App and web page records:
---

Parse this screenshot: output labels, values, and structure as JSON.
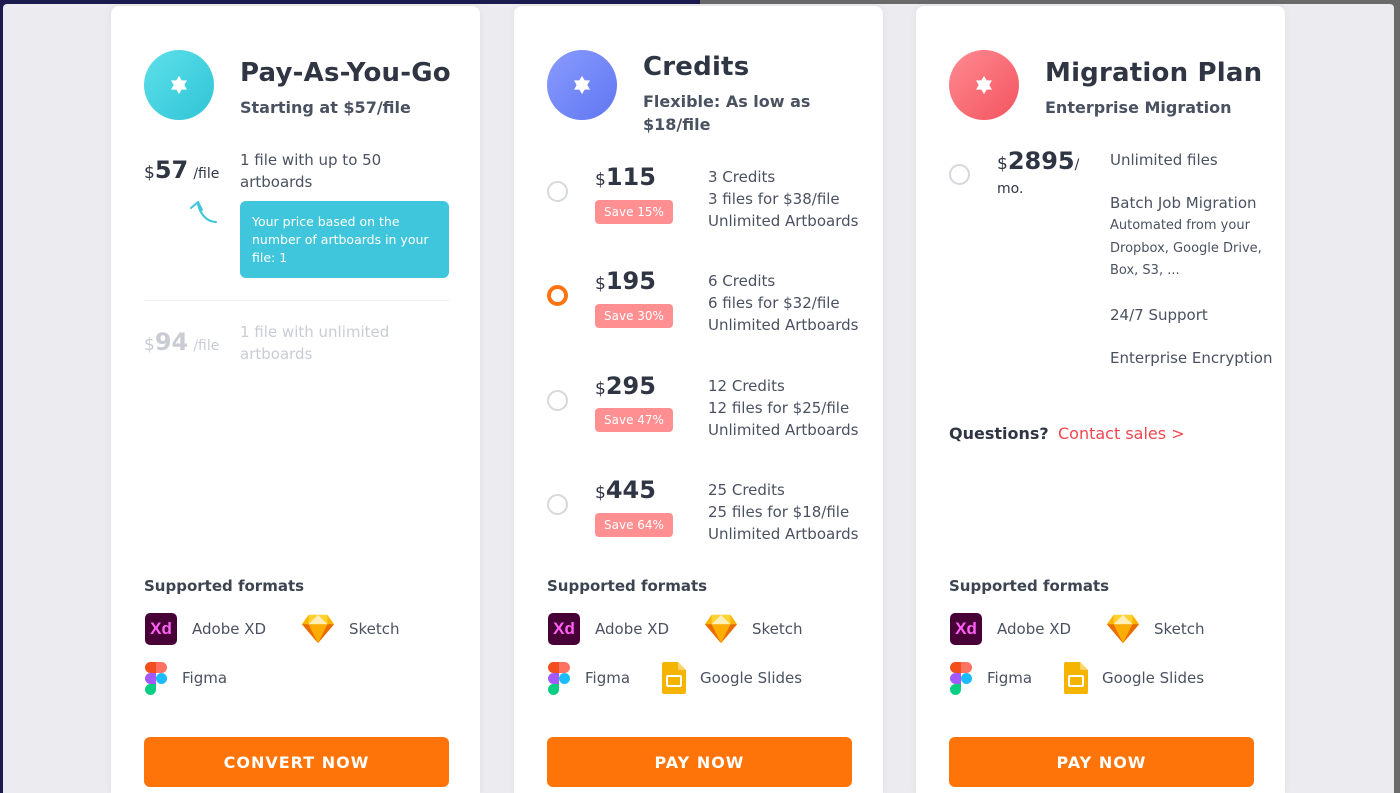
{
  "colors": {
    "accent": "#ff7408",
    "teal": "#3fc6dc",
    "blue": "#6c83f5",
    "red": "#f2545f",
    "save_badge": "#ff8f91",
    "link": "#f2464f"
  },
  "payg": {
    "title": "Pay-As-You-Go",
    "subtitle": "Starting at $57/file",
    "tier1": {
      "currency": "$",
      "amount": "57",
      "unit": "/file",
      "desc": "1 file with up to 50 artboards"
    },
    "tooltip": "Your price based on the number of artboards in your file: 1",
    "tier2": {
      "currency": "$",
      "amount": "94",
      "unit": "/file",
      "desc": "1 file with unlimited artboards"
    },
    "cta": "CONVERT NOW"
  },
  "credits": {
    "title": "Credits",
    "subtitle": "Flexible: As low as $18/file",
    "options": [
      {
        "currency": "$",
        "amount": "115",
        "save": "Save 15%",
        "line1": "3 Credits",
        "line2": "3 files for $38/file",
        "line3": "Unlimited Artboards"
      },
      {
        "currency": "$",
        "amount": "195",
        "save": "Save 30%",
        "line1": "6 Credits",
        "line2": "6 files for $32/file",
        "line3": "Unlimited Artboards"
      },
      {
        "currency": "$",
        "amount": "295",
        "save": "Save 47%",
        "line1": "12 Credits",
        "line2": "12 files for $25/file",
        "line3": "Unlimited Artboards"
      },
      {
        "currency": "$",
        "amount": "445",
        "save": "Save 64%",
        "line1": "25 Credits",
        "line2": "25 files for $18/file",
        "line3": "Unlimited Artboards"
      }
    ],
    "selected_option": 1,
    "cta": "PAY NOW"
  },
  "migration": {
    "title": "Migration Plan",
    "subtitle": "Enterprise Migration",
    "price": {
      "currency": "$",
      "amount": "2895",
      "unit": "/",
      "period": "mo."
    },
    "features": {
      "f1": "Unlimited files",
      "f2": "Batch Job Migration",
      "f2_detail": "Automated from your Dropbox, Google Drive, Box, S3, ...",
      "f3": "24/7 Support",
      "f4": "Enterprise Encryption"
    },
    "questions": "Questions?",
    "contact": "Contact sales >",
    "cta": "PAY NOW"
  },
  "formats": {
    "title": "Supported formats",
    "xd": "Adobe XD",
    "xd_icon_text": "Xd",
    "sketch": "Sketch",
    "figma": "Figma",
    "slides": "Google Slides"
  },
  "icons": {
    "plan_badge": "star-of-david-icon",
    "arrow": "curved-arrow-up-icon",
    "xd": "adobe-xd-icon",
    "sketch": "sketch-diamond-icon",
    "figma": "figma-icon",
    "slides": "google-slides-icon"
  }
}
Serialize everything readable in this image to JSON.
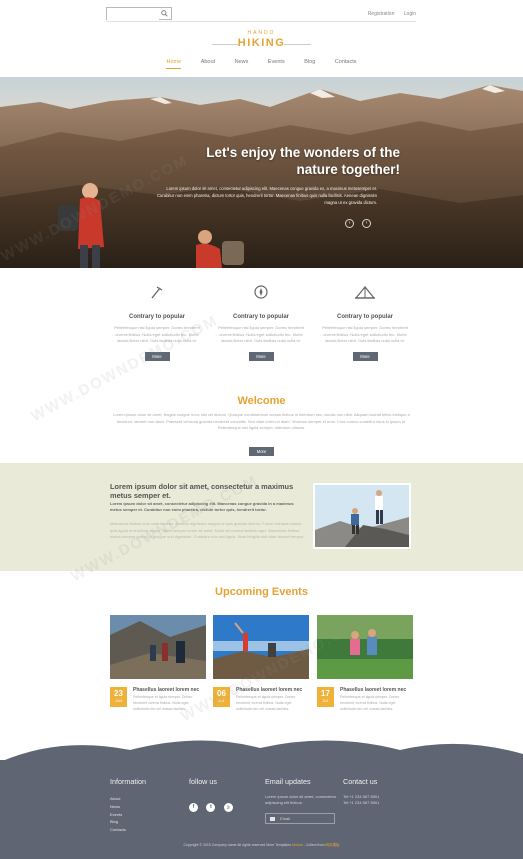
{
  "header": {
    "search": {
      "value": "",
      "placeholder": ""
    },
    "links": [
      "Registration",
      "Login"
    ],
    "logo_small": "HANDO",
    "logo_main": "HIKING",
    "nav": [
      {
        "label": "Home",
        "active": true
      },
      {
        "label": "About",
        "active": false
      },
      {
        "label": "News",
        "active": false
      },
      {
        "label": "Events",
        "active": false
      },
      {
        "label": "Blog",
        "active": false
      },
      {
        "label": "Contacts",
        "active": false
      }
    ]
  },
  "hero": {
    "title_line1": "Let's enjoy the wonders of the",
    "title_line2": "nature together!",
    "text": "Lorem ipsum dolor sit amet, consectetur adipiscing elit. Maecenas congue gravida ex, a maximus metusemper et. Curabitur non enim pharetra, dictum tortor quis, hendrerit tortor. Maecenas finibus quis nulla facilisis. Aenean dignissim magna ut ex gravida dictum.",
    "prev": "‹",
    "next": "›"
  },
  "features": [
    {
      "icon": "trekking-pole-icon",
      "title": "Contrary to popular",
      "text": "Pellentesque nisi ligula semper. Donec hendrerit viverra finibus. Nulla eget sollicitudin leo. Morbi lacinia libero nibh. Duis facilisis nulla nulla et.",
      "button": "More"
    },
    {
      "icon": "compass-icon",
      "title": "Contrary to popular",
      "text": "Pellentesque nisi ligula semper. Donec hendrerit viverra finibus. Nulla eget sollicitudin leo. Morbi lacinia libero nibh. Duis facilisis nulla nulla et.",
      "button": "More"
    },
    {
      "icon": "tent-icon",
      "title": "Contrary to popular",
      "text": "Pellentesque nisi ligula semper. Donec hendrerit viverra finibus. Nulla eget sollicitudin leo. Morbi lacinia libero nibh. Duis facilisis nulla nulla et.",
      "button": "More"
    }
  ],
  "welcome": {
    "title": "Welcome",
    "text": "Lorem ipsum dolor sit amet, feugiat congue nunc nisi vel dictum. Quisque condimentum cursus finibus in interdum nec, iaculis non nibh. Aliquam lacinia tellus tristique a tincidunt, laoreet non diam. Praesent vehicula gravida hendrerit convallis. Sed vitae lorem id diam. Vivamus semper et eros. Cras cursus curabitur risus in ipsum id. Pellentesque nisi ligula semper, interdum ultrices.",
    "button": "More"
  },
  "about": {
    "title": "Lorem ipsum dolor sit amet, consectetur a maximus metus semper et.",
    "lead": "Lorem ipsum dolor sit amet, consectetur adipiscing elit. Maecenas congue gravida in a maximus metus semper et. Curabitur non enim pharetra, dictum tortor quis, hendrerit tortor.",
    "text": "Maecenas finibus quis nulla facilisis. Aenean dignissim magna ut quis gravida dictum. Fusce volutpat mauris quis ligula et tincidunt augue. Nulla semper lorem sit amet. Nulla vel massa facilisis eget. Maecenas finibus metus semper purus, in congue orci dignissim. Curabitur non nisl ligula. Nam fringilla nisl vitae laoreet tempor."
  },
  "events": {
    "title": "Upcoming Events",
    "items": [
      {
        "day": "23",
        "month": "JUN",
        "title": "Phasellus laoreet lorem nec",
        "text": "Pellentesque et ligula semper. Donec hendrerit viverra finibus. Nulla eget sollicitudin leo vel massa facilisis."
      },
      {
        "day": "06",
        "month": "JUL",
        "title": "Phasellus laoreet lorem nec",
        "text": "Pellentesque et ligula semper. Donec hendrerit viverra finibus. Nulla eget sollicitudin leo vel massa facilisis."
      },
      {
        "day": "17",
        "month": "JUL",
        "title": "Phasellus laoreet lorem nec",
        "text": "Pellentesque et ligula semper. Donec hendrerit viverra finibus. Nulla eget sollicitudin leo vel massa facilisis."
      }
    ]
  },
  "footer": {
    "information": {
      "heading": "Information",
      "links": [
        "About",
        "News",
        "Events",
        "Blog",
        "Contacts"
      ]
    },
    "follow": {
      "heading": "follow us",
      "icons": [
        "f",
        "t",
        "rss"
      ]
    },
    "email": {
      "heading": "Email updates",
      "text": "Lorem ipsum dolor sit amet, consectetur adipiscing elit finibus.",
      "placeholder": "Email"
    },
    "contact": {
      "heading": "Contact us",
      "lines": [
        "Tel:+1 234 567 8901",
        "Tel:+1 234 567 8901"
      ]
    },
    "copyright_pre": "Copyright © 2015 Company name All rights reserved More Templates",
    "copyright_link1": "Moban",
    "copyright_mid": " - Collect from",
    "copyright_link2": "网页模板"
  },
  "watermark": "WWW.DOWNDEMO.COM",
  "colors": {
    "accent": "#e5a334",
    "button": "#606875",
    "band": "#e9ead8",
    "footer": "#5f6572"
  }
}
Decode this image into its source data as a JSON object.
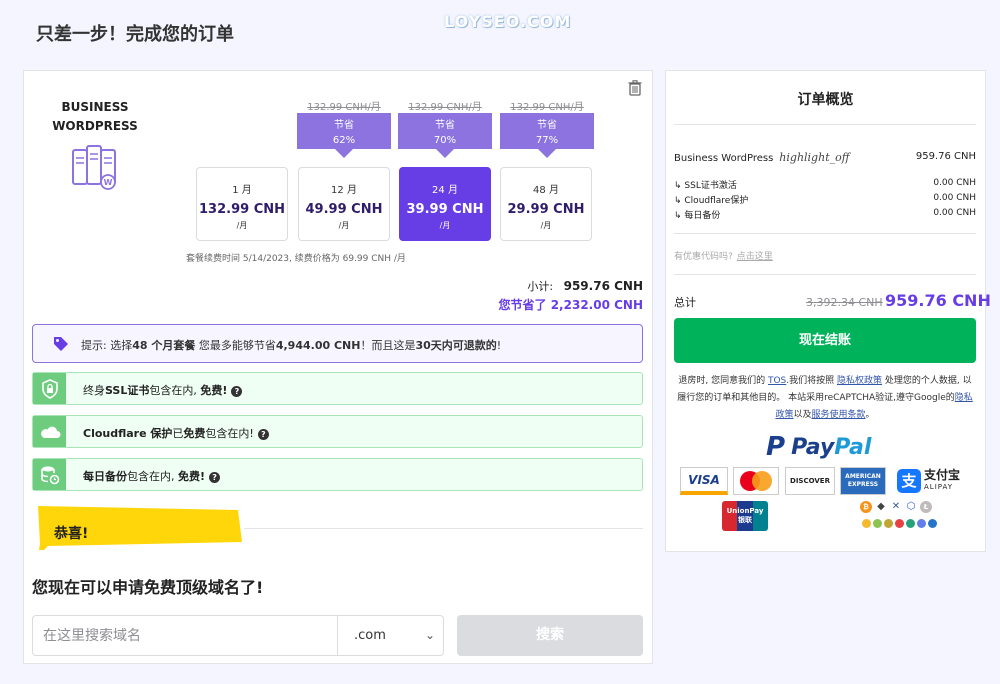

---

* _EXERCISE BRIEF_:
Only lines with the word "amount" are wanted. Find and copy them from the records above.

* _EXERCISE RESPONSE_:
      "amount": "57",
      "amount": "94",
        "amount": "115",
        "amount": "195",
        "amount": "295",
        "amount": "445",
      "amount": "2895",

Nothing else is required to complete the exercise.